In addition to auditorium features, the original direct current electrical system included prototype Westinghouse miniature boards in a horseshoe configuration, employing miniaturized switching to access more rectifiers. This novel experiment permitted one man operation for the equivalent of a 30 foot board, and would later be employed at Radio City Music Hall. A seat indicator beneath the mezzanine stairs alerted ushers whenever a patron stood up to leave his seat.
The lobby and lounge spaces at the Los Angeles are unrivaled on the west coast. The half-block long lobby employs mirrors on either side to disguise the narrow fifty foot frontage for a 150 foot wide auditorium. A basement ballroom was intended for patrons awaiting the next performance, and was originally equipped with a periscope viewing screen from the booth, as was the ticket lobby. A children’s playroom, ornate powder room, coffee shop, and women’s lavatory with full marble rooms instead of stalls, are adjacent to the ballroom.
City Lights was only the first of many openings and first run screenings at the Los Angeles. Gumbiner, who failed to heed Lee’s advice to lease the theatre to Fox, soon lost the property to the major studio; for the next 25 years, it would be the downtown home for Fox films. The Los Angeles flourished as the heart of the Broadway Entertainment District into the 1960s. Although still owned by the Fox estate until 1988, the theatre has been operated by Metropolitan Theatres since the early 1960’s.
As the fortunes of Downtown declined, the interest and attendance of the Los Angeles Theatre waned until it closed its doors to regular screenings in the 1990s. The Los Angeles Historical Theatre Foundation, the Los Angeles Conservancy and the Da Camara Society have successfully used the theatre for live performances and film festivals, and a live chamber orchestra concert has amply demonstrated the fine acoustics of the theatre. Sustained as a film location and through special events, including the star studded opening of Chaplin, the Los Angeles has waited for Downtown’s resurgence.
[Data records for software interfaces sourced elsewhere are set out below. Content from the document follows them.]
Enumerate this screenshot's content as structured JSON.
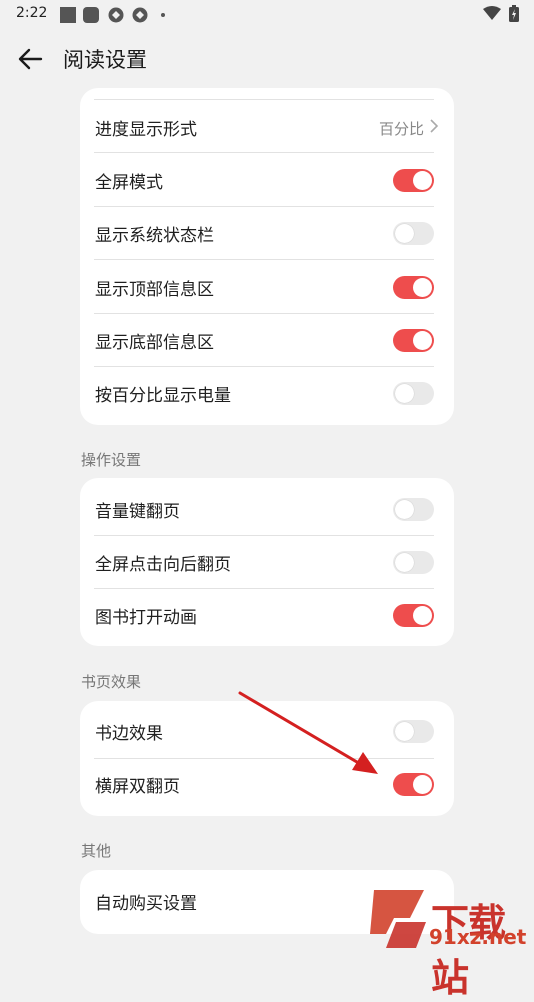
{
  "status_bar": {
    "time": "2:22",
    "icons": [
      "app-icon-square",
      "app-icon-rounded",
      "app-icon-circle",
      "app-icon-circle",
      "notification-dot",
      "wifi-icon",
      "battery-icon"
    ]
  },
  "header": {
    "title": "阅读设置",
    "back_icon": "arrow-left-icon"
  },
  "display_section": {
    "progress_display": {
      "label": "进度显示形式",
      "value": "百分比"
    },
    "fullscreen": {
      "label": "全屏模式",
      "on": true
    },
    "system_status_bar": {
      "label": "显示系统状态栏",
      "on": false
    },
    "top_info": {
      "label": "显示顶部信息区",
      "on": true
    },
    "bottom_info": {
      "label": "显示底部信息区",
      "on": true
    },
    "battery_percent": {
      "label": "按百分比显示电量",
      "on": false
    }
  },
  "operation_section": {
    "title": "操作设置",
    "volume_key_flip": {
      "label": "音量键翻页",
      "on": false
    },
    "fullscreen_tap_flip": {
      "label": "全屏点击向后翻页",
      "on": false
    },
    "open_animation": {
      "label": "图书打开动画",
      "on": true
    }
  },
  "page_effect_section": {
    "title": "书页效果",
    "book_edge": {
      "label": "书边效果",
      "on": false
    },
    "landscape_double": {
      "label": "横屏双翻页",
      "on": true
    }
  },
  "other_section": {
    "title": "其他",
    "auto_purchase": {
      "label": "自动购买设置"
    }
  },
  "watermark": {
    "text": "下载站",
    "url": "91xz.net"
  },
  "colors": {
    "accent": "#ee4d4d",
    "toggle_off": "#e9e9e9",
    "background": "#f1f1f1",
    "card": "#ffffff",
    "arrow": "#d42020"
  }
}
This gathering revitalization will see the Los Angeles Theatre return to its past glory within the heart of our city’s entertainment district. (The Los Angeles Historic Theatre Foundation; www.lahtf.org)